:: Available records

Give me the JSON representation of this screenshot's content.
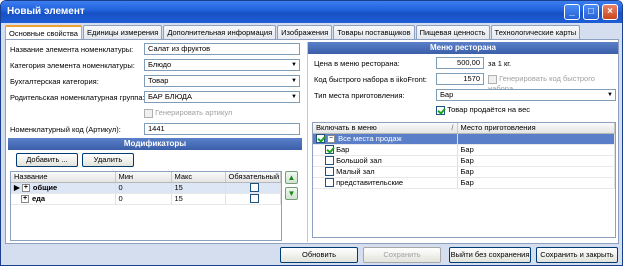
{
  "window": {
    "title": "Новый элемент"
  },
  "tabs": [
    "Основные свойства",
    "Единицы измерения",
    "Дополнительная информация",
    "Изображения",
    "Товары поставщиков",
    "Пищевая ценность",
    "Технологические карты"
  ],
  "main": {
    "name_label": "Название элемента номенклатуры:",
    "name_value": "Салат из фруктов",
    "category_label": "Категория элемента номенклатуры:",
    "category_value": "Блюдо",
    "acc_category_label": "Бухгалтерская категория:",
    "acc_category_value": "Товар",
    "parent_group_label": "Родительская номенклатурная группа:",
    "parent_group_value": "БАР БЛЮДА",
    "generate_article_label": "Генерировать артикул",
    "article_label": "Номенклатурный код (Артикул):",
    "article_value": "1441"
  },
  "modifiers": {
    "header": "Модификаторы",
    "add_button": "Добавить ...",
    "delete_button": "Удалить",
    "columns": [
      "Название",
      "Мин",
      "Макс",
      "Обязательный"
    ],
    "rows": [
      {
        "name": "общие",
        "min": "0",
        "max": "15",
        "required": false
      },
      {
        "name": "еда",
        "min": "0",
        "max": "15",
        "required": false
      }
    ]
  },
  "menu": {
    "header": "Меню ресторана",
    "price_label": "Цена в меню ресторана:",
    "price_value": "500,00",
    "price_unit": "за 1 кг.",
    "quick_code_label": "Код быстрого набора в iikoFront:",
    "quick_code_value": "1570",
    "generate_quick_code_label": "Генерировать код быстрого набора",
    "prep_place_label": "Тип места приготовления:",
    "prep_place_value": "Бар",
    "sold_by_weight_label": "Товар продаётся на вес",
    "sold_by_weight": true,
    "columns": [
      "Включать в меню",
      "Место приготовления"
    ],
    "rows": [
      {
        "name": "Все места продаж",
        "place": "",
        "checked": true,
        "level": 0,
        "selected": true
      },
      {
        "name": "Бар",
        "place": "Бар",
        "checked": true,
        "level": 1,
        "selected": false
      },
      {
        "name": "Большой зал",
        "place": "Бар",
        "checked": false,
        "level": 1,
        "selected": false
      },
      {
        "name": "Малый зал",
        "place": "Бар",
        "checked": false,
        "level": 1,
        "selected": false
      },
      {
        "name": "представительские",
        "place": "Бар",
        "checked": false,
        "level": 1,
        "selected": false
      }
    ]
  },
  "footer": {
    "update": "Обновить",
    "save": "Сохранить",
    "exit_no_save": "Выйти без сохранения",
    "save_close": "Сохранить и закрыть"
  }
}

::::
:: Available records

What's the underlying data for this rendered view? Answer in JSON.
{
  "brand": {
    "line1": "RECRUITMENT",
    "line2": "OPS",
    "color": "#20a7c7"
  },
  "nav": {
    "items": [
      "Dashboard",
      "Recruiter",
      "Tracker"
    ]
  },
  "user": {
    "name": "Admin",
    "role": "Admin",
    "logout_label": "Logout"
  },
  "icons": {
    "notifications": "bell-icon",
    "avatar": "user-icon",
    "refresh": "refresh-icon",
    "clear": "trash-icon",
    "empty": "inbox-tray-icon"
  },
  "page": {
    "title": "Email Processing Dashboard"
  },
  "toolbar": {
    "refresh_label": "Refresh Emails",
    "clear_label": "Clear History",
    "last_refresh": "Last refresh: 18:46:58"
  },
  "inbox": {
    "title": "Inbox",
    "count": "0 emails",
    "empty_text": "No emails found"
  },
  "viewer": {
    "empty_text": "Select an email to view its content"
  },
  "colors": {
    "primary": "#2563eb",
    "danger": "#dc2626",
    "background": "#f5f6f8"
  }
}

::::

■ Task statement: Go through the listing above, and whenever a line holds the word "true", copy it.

■ Output below:
    "sold_by_weight": true,
        "checked": true,
        "selected": true
        "checked": true,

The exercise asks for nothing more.